All this time your parents or landlord have been performing all the snow removal duties, and suddenly, you find yourself in a different situation altogether. You’re in charge this year, and you may not have a precise idea on what to do. Or maybe you want to refresh your knowledge regarding this winter-related home care activity.
Snow Removal Tips For Homeowners
Let’s begin with gathering the equipment.
1. Go shopping
Don’t delay until the first snowfall to get the equipment. Maybe it’s a shovel or snow blower, whatever you plan to buy, get it before the snowfall actually happens. I would advise that if you’re a beginner, you should invest in a shovel.
How to buy a good snow shovel?
Keeping in mind that improper use of shovels causes several injuries, I would suggest you try the shovel before you buy. See if you can easily handle it. Also, try to get a combination of shovels for yourself for easy handling. Not all shovels are meant for the same purpose.
For example, a 24-inch snow shovel is better for only shoveling, while a 30-inch shovel is perfect for pushing the snow. However, if you opt for a shovel with an offset handle with the combination of a small blade size, you’ll experience lower back strain. For ice-crusted snow, a square-nose snow shovel works the best.
Apart from a couple of shovels, you’ll need a scoop as well as a snow melting agent (rock salt or calcium chloride will do). An aluminum scoop should be preferred as it doesn’t acquire rust.
ALSO READ: More Snow Removal Tips
2. What do you need to do?
The second of my snow removal tips for homeowners is gathering knowledge about one's snow removal responsibilities. What area of the house do you need to light up? It will include the sidewalks but how much do you need to remove on the road? Usually, it’s two feet out into the road, but you can make a call to your local PWD (Public Works Department).
If you scheme to use a snow blower, ensure that you don’t deposit the snow on the road during the process. It can be dangerous for the passersby.
3. Using de-icing products
Things you need to keep in mind
Before you pick a de-icing product, you must check if it’s suitable for use. For example, you shouldn’t use any salt on concrete sidewalks and pavements that are less than six months old. Ammonium sulfate and ammonium nitrate are the most damaging products present in few de-icing products. They can damage any masonry material and should be avoided altogether.
You will also want to be careful while applying de-icers near vegetation. Animals can swallow the residue of such products which may prove to be fatal for them. So, ensure you don’t use products that aren’t safe for your pets.
Primary de-icing salts
- Sodium Chloride (Rock Salt): It’s the most commonly used salt for de-icing but is highly damaging as well. It can affect the masonry material as well as can cause severe water contamination.

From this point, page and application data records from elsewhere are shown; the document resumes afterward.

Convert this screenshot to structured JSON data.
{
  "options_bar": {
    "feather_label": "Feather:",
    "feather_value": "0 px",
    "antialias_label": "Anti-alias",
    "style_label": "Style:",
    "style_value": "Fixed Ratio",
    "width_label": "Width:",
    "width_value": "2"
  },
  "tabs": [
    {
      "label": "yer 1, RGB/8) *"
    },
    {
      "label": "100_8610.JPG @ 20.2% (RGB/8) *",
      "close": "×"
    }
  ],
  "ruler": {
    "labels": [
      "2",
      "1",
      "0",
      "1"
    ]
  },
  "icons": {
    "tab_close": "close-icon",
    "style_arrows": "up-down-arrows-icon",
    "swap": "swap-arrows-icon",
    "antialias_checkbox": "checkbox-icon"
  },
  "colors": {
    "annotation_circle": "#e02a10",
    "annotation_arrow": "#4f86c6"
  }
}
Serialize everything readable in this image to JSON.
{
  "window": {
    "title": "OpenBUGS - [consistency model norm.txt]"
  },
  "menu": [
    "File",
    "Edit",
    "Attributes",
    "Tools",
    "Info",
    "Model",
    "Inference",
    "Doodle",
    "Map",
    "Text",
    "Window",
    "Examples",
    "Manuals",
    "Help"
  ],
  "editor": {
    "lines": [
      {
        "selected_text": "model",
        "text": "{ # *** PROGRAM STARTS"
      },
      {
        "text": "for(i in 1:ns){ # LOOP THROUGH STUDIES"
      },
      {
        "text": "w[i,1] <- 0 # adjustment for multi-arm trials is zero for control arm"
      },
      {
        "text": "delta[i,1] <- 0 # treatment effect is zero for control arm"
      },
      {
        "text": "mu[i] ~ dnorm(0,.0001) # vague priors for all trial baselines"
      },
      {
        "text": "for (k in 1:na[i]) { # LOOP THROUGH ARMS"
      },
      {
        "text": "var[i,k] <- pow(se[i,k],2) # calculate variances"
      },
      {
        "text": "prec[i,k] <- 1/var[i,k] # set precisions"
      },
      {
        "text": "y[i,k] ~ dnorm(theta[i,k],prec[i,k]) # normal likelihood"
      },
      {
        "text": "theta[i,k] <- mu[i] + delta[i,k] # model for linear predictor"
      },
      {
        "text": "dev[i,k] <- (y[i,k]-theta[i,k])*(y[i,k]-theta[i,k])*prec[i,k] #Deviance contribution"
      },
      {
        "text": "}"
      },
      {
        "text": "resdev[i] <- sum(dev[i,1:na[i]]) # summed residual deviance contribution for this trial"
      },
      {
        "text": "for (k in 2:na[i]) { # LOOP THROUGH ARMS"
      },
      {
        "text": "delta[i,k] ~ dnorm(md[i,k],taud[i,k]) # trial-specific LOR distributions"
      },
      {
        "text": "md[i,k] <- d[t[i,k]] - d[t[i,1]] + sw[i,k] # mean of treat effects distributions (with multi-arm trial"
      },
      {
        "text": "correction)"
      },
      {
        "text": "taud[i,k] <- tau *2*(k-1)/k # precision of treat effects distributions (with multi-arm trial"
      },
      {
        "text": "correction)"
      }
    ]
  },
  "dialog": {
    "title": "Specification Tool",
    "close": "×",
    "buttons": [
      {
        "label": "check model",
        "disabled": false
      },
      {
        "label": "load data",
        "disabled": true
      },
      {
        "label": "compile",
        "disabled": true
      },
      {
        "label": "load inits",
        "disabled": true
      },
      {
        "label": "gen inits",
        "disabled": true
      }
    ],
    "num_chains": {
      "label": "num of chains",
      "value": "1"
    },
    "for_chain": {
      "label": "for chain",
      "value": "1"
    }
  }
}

- Potassium Chloride: It is a comparatively safer option for de-icing. It doesn’t harm the vegetation but can act only if the air temperature is above 15F.
- Calcium Chloride: Calcium chloride is again a salt that’s not recommended for use. It can cause irritations on your skin and can also be damaging to concrete if the concentration gets above a certain point.
- Magnesium Chloride: It’s the newest and safest salt available in market at present. It isn’t as damaging as other prevalent variants are.
Alternatives to salt
But using salt for de-icing still causes problems like excess salt build-up in the soil, preventing plants from properly absorbing nutrients from the ground, and harm to pets. That’s why it makes sense to look for alternatives if the same amount of results can be achieved. I have some ideas on alternatives but keep in mind that they won’t work under all situations. You’ll need to use your sense of judgment to decide on one snow removal method.
1. Shovel as soon as the snow ceases to fall. It will reduce the need of de-icers and even make the process easier. Or rather use a snow blower.
2. For someone who is getting a new home constructed soon, it makes sense to have a snow melt mat installed in the driveway and sidewalks. It consists of an electronic mesh-like system that can be heated up using electricity to melt the snow.
3. Use it sparingly. Don’t use it as if it’s going to melt all the snow. Just let it loosen the snow up and then shovel.
4. Wait for the right time
One of the top snow removal mistakes homeowners make is picking a wrong time for the activity. Either they begin too quickly or wait until it’s too late, both of which should be avoided.
Wait for two things – till the snowfall ends or till the PWD snow plows have crossed your street. Waiting till the snow fall ends isn’t always possible as if you let the layer of snow get too thick, it will be really difficult to remove it (and maybe even damaging to your health or anybody who shovels it out). So, a better and second option is to wait for the PWD snow plows to do their work. Waiting for them makes sense as it is very likely that the snow blows up on your driveway or sidewalks while they do their work, whereas your hard work would go in vain, So, just wait for the right time to remove the snow.
And last but not the least, please don’t try to melt the snow away with any crazy ideas you get. De-icers are the only products you can use, or the couple of alternatives I suggested are also safe. Rest of the ideas should be avoided unless you’re 100% sure about the safety part.
These are my snow removal tips for homeowners. I hope you understood the process well and I answered all the doubts that may come up in your mind. If I missed something, please comment below, and I shall reply back with an appropriate response in the shortest possible time.